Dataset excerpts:
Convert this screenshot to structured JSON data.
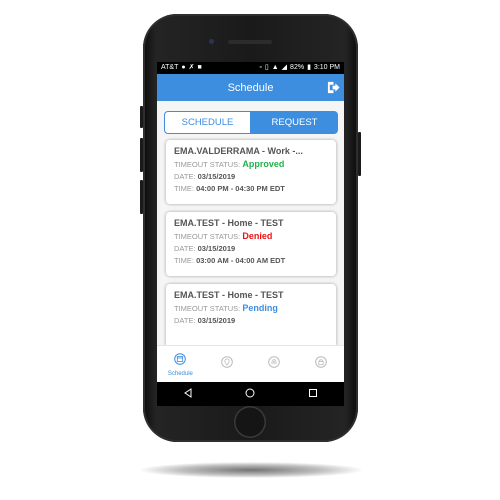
{
  "status_bar": {
    "carrier": "AT&T",
    "battery": "82%",
    "time": "3:10 PM"
  },
  "app_bar": {
    "title": "Schedule"
  },
  "tabs": [
    {
      "label": "SCHEDULE",
      "active": false
    },
    {
      "label": "REQUEST",
      "active": true
    }
  ],
  "labels": {
    "timeout_status": "TIMEOUT STATUS:",
    "date": "DATE:",
    "time": "TIME:"
  },
  "requests": [
    {
      "title": "EMA.VALDERRAMA - Work -...",
      "status": "Approved",
      "status_color": "#22b14c",
      "date": "03/15/2019",
      "time": "04:00 PM - 04:30 PM EDT"
    },
    {
      "title": "EMA.TEST - Home - TEST",
      "status": "Denied",
      "status_color": "#ee1111",
      "date": "03/15/2019",
      "time": "03:00 AM - 04:00 AM EDT"
    },
    {
      "title": "EMA.TEST - Home - TEST",
      "status": "Pending",
      "status_color": "#3d8ede",
      "date": "03/15/2019"
    }
  ],
  "bottom_nav": [
    {
      "label": "Schedule",
      "icon": "calendar-icon",
      "active": true
    },
    {
      "icon": "location-icon"
    },
    {
      "icon": "fingerprint-icon"
    },
    {
      "icon": "lock-icon"
    }
  ],
  "colors": {
    "primary": "#3d8ede",
    "approved": "#22b14c",
    "denied": "#ee1111",
    "pending": "#3d8ede"
  }
}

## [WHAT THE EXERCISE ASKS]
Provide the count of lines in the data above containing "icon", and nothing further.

## [REPLY]
4